Their performances are genuine, they do feel real despite their fame and fortune. The series, penned by Jeff Pope and directed by Paul Andrew Williams, strips away the usual mystery drama sensationalism to achieve a raw, grey, natural depiction of the events surrounding O'Callaghan and DI Steve Fulcher.
A measured Martin Freeman plays Detective Steve Fulcher
The Sian O’Callaghan case was more than a tragic murder – it called into question many ethical laws installed in the police system. Fulcher - played in the series by a measured Freeman - led the investigation and found the murderer Christopher Halliwell, but decided to break procedure and questioned Halliwell by himself.
Doing this led to a full confession that led to discovering O’Callaghan’s body as well as the long-buried Becky Godden, who disappeared nearly a decade before. But Fulcher, despite these revelations, was forced to resign for breaking the rules.
The first episode of A Confession hints at Fulcher’s distaste for the system, often doing things his own way and sometimes confusing the officers under him. But he’s not the clichéd drunken rebel detective, which has strayed too long in the genre. He’s not melodramatic, he doesn’t scream or cry at awful news. He simply swallows the information and moves on, no matter how upsetting it is.
The controversy of the Sian O'Callaghan case forced Fulcher to resign
Williams’s direction is key to this naturalistic approach. His camera watches closely, loves a good zoom, and it's mostly held by hand – catching scenes as if by accident. The documentary style offers an inescapable view, seen immediately as Fulcher meets with his police friend Ray (Cold Feet actor John Thomson) about the latter’s sexual harassment charges. Williams ensures that we’re a part of that uncomfortable conversation.
When Karen Godden – portrayed with loving, parental delicacy by Staunton – nearly cries about her then-missing daughter’s birthday, heavy music doesn't rise. When she confidently proclaims that her daughter ‘will be home this year’, the tragedy stands bare – blunt, unsentimental – without exaggerated close-ups predicting her traumatic future. This only enhances the dread - we know her confidence will soon be shattered, the inevitable bad news hanging over the series like a violent shadow.
Becky Godden is played with loving, parental delicacy by Imelda Staunton
The desired realism is torn slightly by the casting of Freeman, Staunton, and even Charlie Cooper (This Country), since they all made their names with famously eccentric characters. But it’s easy to adjust to their staidness, their comic talents appropriately left behind (though Freeman enjoys one hilarious moment involving pizza and football).

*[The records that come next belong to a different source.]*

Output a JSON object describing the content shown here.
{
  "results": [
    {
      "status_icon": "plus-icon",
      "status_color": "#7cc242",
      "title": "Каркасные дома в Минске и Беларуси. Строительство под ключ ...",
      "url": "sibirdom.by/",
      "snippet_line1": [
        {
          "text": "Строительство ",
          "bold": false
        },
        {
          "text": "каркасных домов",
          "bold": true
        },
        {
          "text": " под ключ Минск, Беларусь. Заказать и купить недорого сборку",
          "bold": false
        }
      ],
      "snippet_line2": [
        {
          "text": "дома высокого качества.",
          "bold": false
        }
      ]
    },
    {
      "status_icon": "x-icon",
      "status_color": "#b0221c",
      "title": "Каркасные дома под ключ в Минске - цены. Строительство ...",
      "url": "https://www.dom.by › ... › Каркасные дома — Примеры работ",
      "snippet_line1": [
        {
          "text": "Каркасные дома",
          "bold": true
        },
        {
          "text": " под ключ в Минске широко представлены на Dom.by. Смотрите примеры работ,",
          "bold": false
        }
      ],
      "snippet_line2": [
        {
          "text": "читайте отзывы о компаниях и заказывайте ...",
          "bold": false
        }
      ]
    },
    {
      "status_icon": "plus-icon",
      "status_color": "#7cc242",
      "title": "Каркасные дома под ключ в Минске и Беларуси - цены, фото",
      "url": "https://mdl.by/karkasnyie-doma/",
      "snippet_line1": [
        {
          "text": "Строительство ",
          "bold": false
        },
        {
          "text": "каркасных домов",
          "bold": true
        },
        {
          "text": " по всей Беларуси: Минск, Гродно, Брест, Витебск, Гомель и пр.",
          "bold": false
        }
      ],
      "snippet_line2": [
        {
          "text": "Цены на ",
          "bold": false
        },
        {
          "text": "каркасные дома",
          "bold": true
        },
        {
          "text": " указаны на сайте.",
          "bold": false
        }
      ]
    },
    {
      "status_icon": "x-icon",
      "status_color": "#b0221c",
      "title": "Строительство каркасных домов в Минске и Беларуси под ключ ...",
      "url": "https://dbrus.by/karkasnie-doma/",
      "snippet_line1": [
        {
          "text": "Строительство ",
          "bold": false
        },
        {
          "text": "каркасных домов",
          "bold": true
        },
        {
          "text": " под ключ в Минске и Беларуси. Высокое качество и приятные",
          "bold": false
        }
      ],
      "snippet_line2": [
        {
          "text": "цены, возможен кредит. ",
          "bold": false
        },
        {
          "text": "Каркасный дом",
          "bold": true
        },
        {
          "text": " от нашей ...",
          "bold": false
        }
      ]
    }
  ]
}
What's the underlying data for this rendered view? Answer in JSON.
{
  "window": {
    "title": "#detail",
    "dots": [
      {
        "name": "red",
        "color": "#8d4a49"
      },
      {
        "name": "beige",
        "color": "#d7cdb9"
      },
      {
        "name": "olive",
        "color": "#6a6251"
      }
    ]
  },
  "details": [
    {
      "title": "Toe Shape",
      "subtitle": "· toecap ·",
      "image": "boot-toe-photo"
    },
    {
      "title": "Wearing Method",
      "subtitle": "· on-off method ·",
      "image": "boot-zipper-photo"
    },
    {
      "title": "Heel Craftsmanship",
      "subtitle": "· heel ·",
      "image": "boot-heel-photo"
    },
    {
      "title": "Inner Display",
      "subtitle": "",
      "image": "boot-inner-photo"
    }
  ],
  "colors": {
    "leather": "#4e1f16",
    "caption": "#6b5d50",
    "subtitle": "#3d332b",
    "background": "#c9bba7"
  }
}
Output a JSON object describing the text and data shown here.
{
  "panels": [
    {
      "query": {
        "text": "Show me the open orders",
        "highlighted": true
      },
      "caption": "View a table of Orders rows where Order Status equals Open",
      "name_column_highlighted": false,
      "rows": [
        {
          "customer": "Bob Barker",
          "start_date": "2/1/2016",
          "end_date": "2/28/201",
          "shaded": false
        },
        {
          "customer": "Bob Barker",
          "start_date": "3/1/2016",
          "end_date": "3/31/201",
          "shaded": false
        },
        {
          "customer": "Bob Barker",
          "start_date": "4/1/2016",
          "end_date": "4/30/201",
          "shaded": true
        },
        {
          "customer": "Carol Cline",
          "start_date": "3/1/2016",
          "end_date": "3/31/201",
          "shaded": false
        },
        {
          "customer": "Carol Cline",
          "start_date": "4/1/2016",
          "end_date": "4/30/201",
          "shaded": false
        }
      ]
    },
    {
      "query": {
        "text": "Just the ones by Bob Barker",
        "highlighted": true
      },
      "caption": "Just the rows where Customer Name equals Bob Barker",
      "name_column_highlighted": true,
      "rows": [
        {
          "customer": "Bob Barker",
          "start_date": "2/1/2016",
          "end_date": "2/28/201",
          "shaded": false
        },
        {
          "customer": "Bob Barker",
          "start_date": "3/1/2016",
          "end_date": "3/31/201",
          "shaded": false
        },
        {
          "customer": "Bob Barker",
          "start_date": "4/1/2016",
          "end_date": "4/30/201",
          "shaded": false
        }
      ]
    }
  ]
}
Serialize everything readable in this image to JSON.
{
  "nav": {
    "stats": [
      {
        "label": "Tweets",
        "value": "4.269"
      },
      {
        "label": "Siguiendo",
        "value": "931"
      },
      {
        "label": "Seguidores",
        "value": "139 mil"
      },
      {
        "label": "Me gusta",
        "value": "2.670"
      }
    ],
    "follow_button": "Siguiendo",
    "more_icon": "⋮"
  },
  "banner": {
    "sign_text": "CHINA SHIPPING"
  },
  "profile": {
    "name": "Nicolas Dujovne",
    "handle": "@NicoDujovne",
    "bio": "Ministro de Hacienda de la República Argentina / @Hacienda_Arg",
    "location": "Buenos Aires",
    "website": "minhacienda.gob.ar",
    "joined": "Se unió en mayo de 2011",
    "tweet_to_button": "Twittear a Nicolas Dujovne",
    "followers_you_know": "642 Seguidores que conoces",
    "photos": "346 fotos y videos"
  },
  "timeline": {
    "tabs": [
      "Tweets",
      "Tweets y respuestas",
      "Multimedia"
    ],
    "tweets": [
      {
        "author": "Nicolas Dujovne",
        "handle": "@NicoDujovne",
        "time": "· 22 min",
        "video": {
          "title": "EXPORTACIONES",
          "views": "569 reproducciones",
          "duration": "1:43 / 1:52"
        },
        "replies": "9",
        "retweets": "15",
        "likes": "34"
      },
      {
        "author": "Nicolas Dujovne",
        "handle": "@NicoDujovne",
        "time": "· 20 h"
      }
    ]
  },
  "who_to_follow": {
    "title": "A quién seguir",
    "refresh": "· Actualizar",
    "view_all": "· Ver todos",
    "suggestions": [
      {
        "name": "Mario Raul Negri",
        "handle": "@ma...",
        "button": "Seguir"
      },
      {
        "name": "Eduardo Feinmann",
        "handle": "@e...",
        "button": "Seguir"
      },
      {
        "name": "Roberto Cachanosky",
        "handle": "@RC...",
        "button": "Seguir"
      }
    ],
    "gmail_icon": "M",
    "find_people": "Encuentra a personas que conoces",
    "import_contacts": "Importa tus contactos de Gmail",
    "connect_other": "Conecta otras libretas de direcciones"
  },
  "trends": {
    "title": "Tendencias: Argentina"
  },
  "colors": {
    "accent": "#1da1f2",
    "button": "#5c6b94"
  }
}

Reality is impossible to show, even in documentaries, but A Confession pushes close to what really happened – even the famous faces blur into regular ones. And given what’s to come, that realism will only grow more harrowing.
A Confession airs on Monday 2nd September at 9pm on ITV.
|What||A Confession, ITV review|
02 Sep 19 – 02 Sep 20, 9:00 PM – 10:00 PM